(Collection entries)
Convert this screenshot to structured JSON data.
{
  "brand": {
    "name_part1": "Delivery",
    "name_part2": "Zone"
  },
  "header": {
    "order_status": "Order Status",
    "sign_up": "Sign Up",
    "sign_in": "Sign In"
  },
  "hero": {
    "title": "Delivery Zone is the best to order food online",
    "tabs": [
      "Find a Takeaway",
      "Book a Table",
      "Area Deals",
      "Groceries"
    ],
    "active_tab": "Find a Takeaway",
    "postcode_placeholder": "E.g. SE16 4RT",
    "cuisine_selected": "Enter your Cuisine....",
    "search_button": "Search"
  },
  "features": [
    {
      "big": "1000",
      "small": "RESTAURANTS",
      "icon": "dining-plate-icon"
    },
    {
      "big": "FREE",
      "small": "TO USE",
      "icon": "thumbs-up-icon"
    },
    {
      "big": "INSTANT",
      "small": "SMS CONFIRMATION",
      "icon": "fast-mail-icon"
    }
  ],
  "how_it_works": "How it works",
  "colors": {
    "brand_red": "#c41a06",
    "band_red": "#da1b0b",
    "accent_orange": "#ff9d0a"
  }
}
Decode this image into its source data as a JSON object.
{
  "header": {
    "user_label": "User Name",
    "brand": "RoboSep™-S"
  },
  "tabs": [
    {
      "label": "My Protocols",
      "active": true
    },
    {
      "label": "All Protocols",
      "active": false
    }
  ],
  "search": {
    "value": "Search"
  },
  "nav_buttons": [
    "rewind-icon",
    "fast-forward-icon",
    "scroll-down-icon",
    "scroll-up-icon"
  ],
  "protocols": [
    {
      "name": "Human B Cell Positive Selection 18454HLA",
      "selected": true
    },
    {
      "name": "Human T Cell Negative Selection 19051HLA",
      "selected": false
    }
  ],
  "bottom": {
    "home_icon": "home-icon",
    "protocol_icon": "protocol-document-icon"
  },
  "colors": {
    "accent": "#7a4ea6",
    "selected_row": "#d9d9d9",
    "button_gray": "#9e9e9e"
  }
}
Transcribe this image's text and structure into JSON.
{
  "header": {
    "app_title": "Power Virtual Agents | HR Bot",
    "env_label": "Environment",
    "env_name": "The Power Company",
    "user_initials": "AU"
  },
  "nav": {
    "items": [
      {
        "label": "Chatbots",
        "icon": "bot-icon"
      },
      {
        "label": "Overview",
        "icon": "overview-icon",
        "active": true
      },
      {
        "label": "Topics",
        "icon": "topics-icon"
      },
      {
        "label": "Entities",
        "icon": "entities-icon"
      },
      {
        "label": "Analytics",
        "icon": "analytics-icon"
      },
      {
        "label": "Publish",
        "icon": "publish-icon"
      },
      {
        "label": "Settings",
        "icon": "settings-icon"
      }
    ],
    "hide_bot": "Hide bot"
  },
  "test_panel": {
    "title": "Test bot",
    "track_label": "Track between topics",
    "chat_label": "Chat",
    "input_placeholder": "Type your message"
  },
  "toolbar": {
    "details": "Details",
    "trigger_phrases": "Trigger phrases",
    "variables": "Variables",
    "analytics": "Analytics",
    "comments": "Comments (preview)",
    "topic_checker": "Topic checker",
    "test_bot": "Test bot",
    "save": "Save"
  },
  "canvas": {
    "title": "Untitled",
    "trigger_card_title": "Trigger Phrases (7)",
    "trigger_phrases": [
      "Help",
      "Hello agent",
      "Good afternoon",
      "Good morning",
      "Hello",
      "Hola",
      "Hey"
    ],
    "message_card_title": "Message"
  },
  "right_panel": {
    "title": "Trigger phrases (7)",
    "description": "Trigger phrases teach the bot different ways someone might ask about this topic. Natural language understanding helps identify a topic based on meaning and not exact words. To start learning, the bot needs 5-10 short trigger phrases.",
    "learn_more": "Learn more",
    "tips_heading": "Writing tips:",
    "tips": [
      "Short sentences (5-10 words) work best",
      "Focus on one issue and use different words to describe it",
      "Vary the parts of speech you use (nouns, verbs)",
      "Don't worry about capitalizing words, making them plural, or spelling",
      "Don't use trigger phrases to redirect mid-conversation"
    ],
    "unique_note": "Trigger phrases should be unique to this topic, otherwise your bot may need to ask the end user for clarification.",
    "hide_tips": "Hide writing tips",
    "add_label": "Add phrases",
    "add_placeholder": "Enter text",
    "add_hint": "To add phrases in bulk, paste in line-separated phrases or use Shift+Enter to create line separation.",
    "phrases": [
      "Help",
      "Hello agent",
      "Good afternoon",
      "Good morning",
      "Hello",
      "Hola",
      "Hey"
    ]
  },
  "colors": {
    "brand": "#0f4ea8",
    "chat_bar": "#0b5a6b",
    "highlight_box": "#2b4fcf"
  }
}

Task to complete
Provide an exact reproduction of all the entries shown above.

Written answer
Convert this screenshot to structured JSON data.
{
  "brand": {
    "name_part1": "Delivery",
    "name_part2": "Zone"
  },
  "header": {
    "order_status": "Order Status",
    "sign_up": "Sign Up",
    "sign_in": "Sign In"
  },
  "hero": {
    "title": "Delivery Zone is the best to order food online",
    "tabs": [
      "Find a Takeaway",
      "Book a Table",
      "Area Deals",
      "Groceries"
    ],
    "active_tab": "Find a Takeaway",
    "postcode_placeholder": "E.g. SE16 4RT",
    "cuisine_selected": "Enter your Cuisine....",
    "search_button": "Search"
  },
  "features": [
    {
      "big": "1000",
      "small": "RESTAURANTS",
      "icon": "dining-plate-icon"
    },
    {
      "big": "FREE",
      "small": "TO USE",
      "icon": "thumbs-up-icon"
    },
    {
      "big": "INSTANT",
      "small": "SMS CONFIRMATION",
      "icon": "fast-mail-icon"
    }
  ],
  "how_it_works": "How it works",
  "colors": {
    "brand_red": "#c41a06",
    "band_red": "#da1b0b",
    "accent_orange": "#ff9d0a"
  }
}
Decode this image into its source data as a JSON object.
{
  "header": {
    "user_label": "User Name",
    "brand": "RoboSep™-S"
  },
  "tabs": [
    {
      "label": "My Protocols",
      "active": true
    },
    {
      "label": "All Protocols",
      "active": false
    }
  ],
  "search": {
    "value": "Search"
  },
  "nav_buttons": [
    "rewind-icon",
    "fast-forward-icon",
    "scroll-down-icon",
    "scroll-up-icon"
  ],
  "protocols": [
    {
      "name": "Human B Cell Positive Selection 18454HLA",
      "selected": true
    },
    {
      "name": "Human T Cell Negative Selection 19051HLA",
      "selected": false
    }
  ],
  "bottom": {
    "home_icon": "home-icon",
    "protocol_icon": "protocol-document-icon"
  },
  "colors": {
    "accent": "#7a4ea6",
    "selected_row": "#d9d9d9",
    "button_gray": "#9e9e9e"
  }
}
Transcribe this image's text and structure into JSON.
{
  "header": {
    "app_title": "Power Virtual Agents | HR Bot",
    "env_label": "Environment",
    "env_name": "The Power Company",
    "user_initials": "AU"
  },
  "nav": {
    "items": [
      {
        "label": "Chatbots",
        "icon": "bot-icon"
      },
      {
        "label": "Overview",
        "icon": "overview-icon",
        "active": true
      },
      {
        "label": "Topics",
        "icon": "topics-icon"
      },
      {
        "label": "Entities",
        "icon": "entities-icon"
      },
      {
        "label": "Analytics",
        "icon": "analytics-icon"
      },
      {
        "label": "Publish",
        "icon": "publish-icon"
      },
      {
        "label": "Settings",
        "icon": "settings-icon"
      }
    ],
    "hide_bot": "Hide bot"
  },
  "test_panel": {
    "title": "Test bot",
    "track_label": "Track between topics",
    "chat_label": "Chat",
    "input_placeholder": "Type your message"
  },
  "toolbar": {
    "details": "Details",
    "trigger_phrases": "Trigger phrases",
    "variables": "Variables",
    "analytics": "Analytics",
    "comments": "Comments (preview)",
    "topic_checker": "Topic checker",
    "test_bot": "Test bot",
    "save": "Save"
  },
  "canvas": {
    "title": "Untitled",
    "trigger_card_title": "Trigger Phrases (7)",
    "trigger_phrases": [
      "Help",
      "Hello agent",
      "Good afternoon",
      "Good morning",
      "Hello",
      "Hola",
      "Hey"
    ],
    "message_card_title": "Message"
  },
  "right_panel": {
    "title": "Trigger phrases (7)",
    "description": "Trigger phrases teach the bot different ways someone might ask about this topic. Natural language understanding helps identify a topic based on meaning and not exact words. To start learning, the bot needs 5-10 short trigger phrases.",
    "learn_more": "Learn more",
    "tips_heading": "Writing tips:",
    "tips": [
      "Short sentences (5-10 words) work best",
      "Focus on one issue and use different words to describe it",
      "Vary the parts of speech you use (nouns, verbs)",
      "Don't worry about capitalizing words, making them plural, or spelling",
      "Don't use trigger phrases to redirect mid-conversation"
    ],
    "unique_note": "Trigger phrases should be unique to this topic, otherwise your bot may need to ask the end user for clarification.",
    "hide_tips": "Hide writing tips",
    "add_label": "Add phrases",
    "add_placeholder": "Enter text",
    "add_hint": "To add phrases in bulk, paste in line-separated phrases or use Shift+Enter to create line separation.",
    "phrases": [
      "Help",
      "Hello agent",
      "Good afternoon",
      "Good morning",
      "Hello",
      "Hola",
      "Hey"
    ]
  },
  "colors": {
    "brand": "#0f4ea8",
    "chat_bar": "#0b5a6b",
    "highlight_box": "#2b4fcf"
  }
}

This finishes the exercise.